[[ SUPPLIED RECORDS, beginning ]]

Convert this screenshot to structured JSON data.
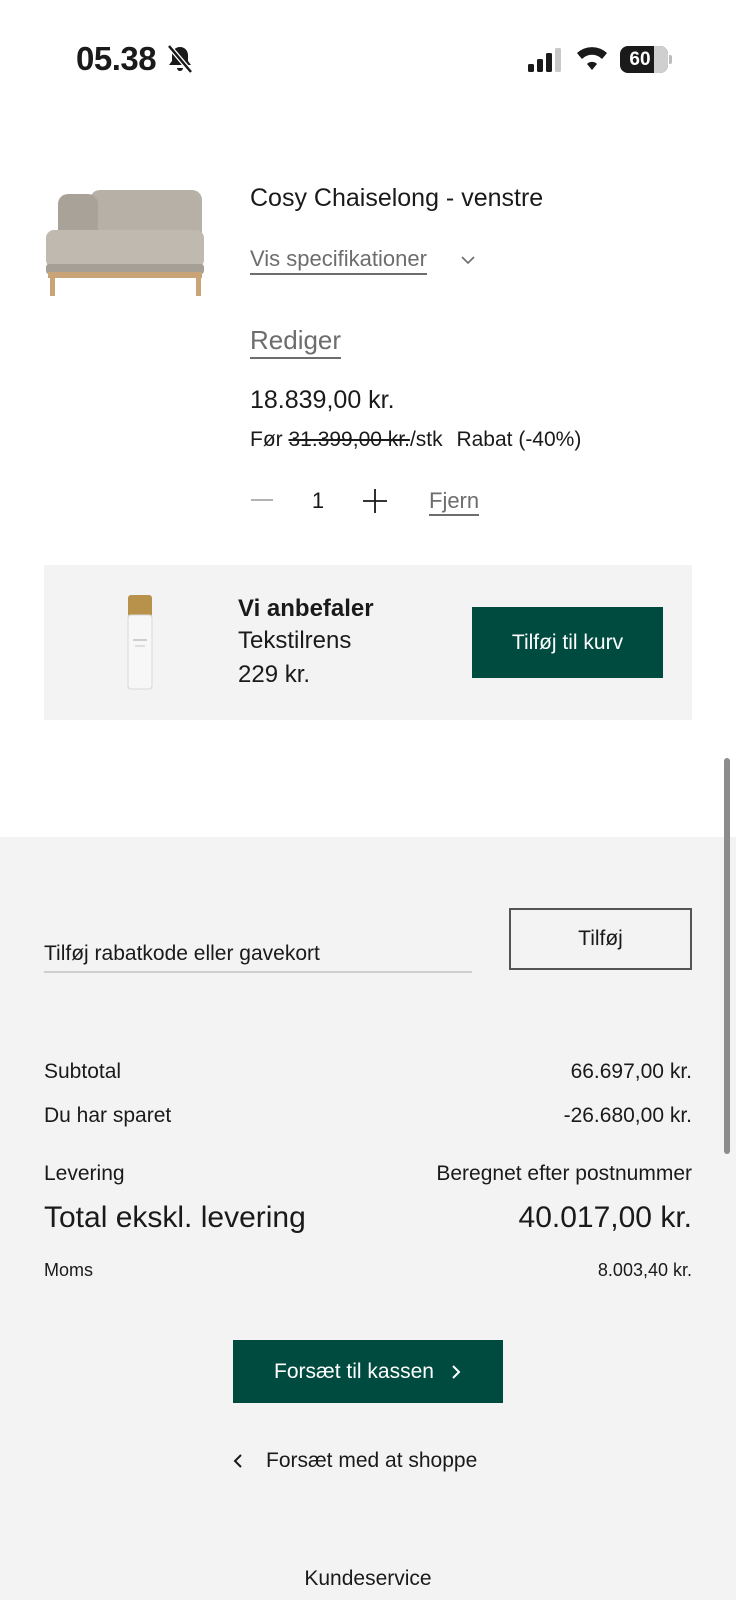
{
  "status_bar": {
    "time": "05.38",
    "battery": "60",
    "icons": [
      "bell-slash-icon",
      "cellular-signal-icon",
      "wifi-icon",
      "battery-icon"
    ]
  },
  "product": {
    "name": "Cosy Chaiselong - venstre",
    "specs_label": "Vis specifikationer",
    "edit_label": "Rediger",
    "price": "18.839,00 kr.",
    "before_label": "Før",
    "before_price": "31.399,00 kr.",
    "per_unit": "/stk",
    "discount": "Rabat (-40%)",
    "quantity": "1",
    "remove_label": "Fjern",
    "image": "sofa-chaiselong-image"
  },
  "recommendation": {
    "heading": "Vi anbefaler",
    "name": "Tekstilrens",
    "price": "229 kr.",
    "button_label": "Tilføj til kurv",
    "image": "spray-bottle-image"
  },
  "promo": {
    "placeholder": "Tilføj rabatkode eller gavekort",
    "button_label": "Tilføj"
  },
  "summary": {
    "subtotal_label": "Subtotal",
    "subtotal_value": "66.697,00 kr.",
    "saved_label": "Du har sparet",
    "saved_value": "-26.680,00 kr.",
    "delivery_label": "Levering",
    "delivery_value": "Beregnet efter postnummer",
    "total_label": "Total ekskl. levering",
    "total_value": "40.017,00 kr.",
    "vat_label": "Moms",
    "vat_value": "8.003,40 kr."
  },
  "actions": {
    "checkout_label": "Forsæt til kassen",
    "continue_label": "Forsæt med at shoppe"
  },
  "footer": {
    "customer_service": "Kundeservice"
  },
  "colors": {
    "brand_green": "#004b3f",
    "panel_grey": "#f3f3f3",
    "muted_text": "#6d6d6d"
  }
}
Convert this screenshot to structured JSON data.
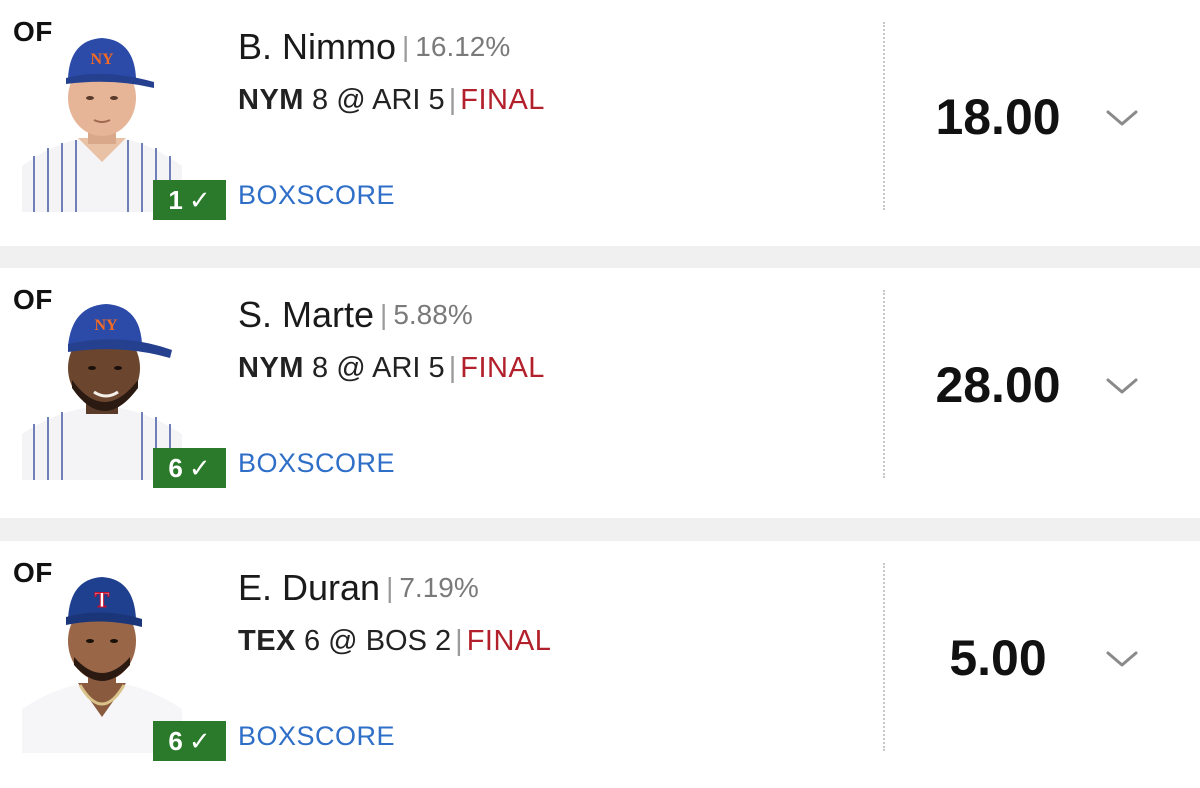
{
  "players": [
    {
      "position": "OF",
      "name": "B. Nimmo",
      "ownership": "16.12%",
      "team": "NYM",
      "team_score": "8",
      "at": "@",
      "opp": "ARI",
      "opp_score": "5",
      "status": "FINAL",
      "rank": "1",
      "boxscore": "BOXSCORE",
      "points": "18.00",
      "cap_logo": "NY"
    },
    {
      "position": "OF",
      "name": "S. Marte",
      "ownership": "5.88%",
      "team": "NYM",
      "team_score": "8",
      "at": "@",
      "opp": "ARI",
      "opp_score": "5",
      "status": "FINAL",
      "rank": "6",
      "boxscore": "BOXSCORE",
      "points": "28.00",
      "cap_logo": "NY"
    },
    {
      "position": "OF",
      "name": "E. Duran",
      "ownership": "7.19%",
      "team": "TEX",
      "team_score": "6",
      "at": "@",
      "opp": "BOS",
      "opp_score": "2",
      "status": "FINAL",
      "rank": "6",
      "boxscore": "BOXSCORE",
      "points": "5.00",
      "cap_logo": "T"
    }
  ],
  "icons": {
    "check": "check-icon",
    "chevron": "chevron-down-icon"
  },
  "colors": {
    "badge": "#2b7a2b",
    "final": "#b2202c",
    "link": "#2f6fc8",
    "mets_cap": "#2c4aa8",
    "rangers_cap": "#1f3f8f"
  }
}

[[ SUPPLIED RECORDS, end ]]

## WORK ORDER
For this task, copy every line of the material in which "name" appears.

## WRITTEN RESPONSE
    "name": "Cosy Chaiselong - venstre",
    "name": "Tekstilrens",
      "name": "B. Nimmo",
      "name": "S. Marte",
      "name": "E. Duran",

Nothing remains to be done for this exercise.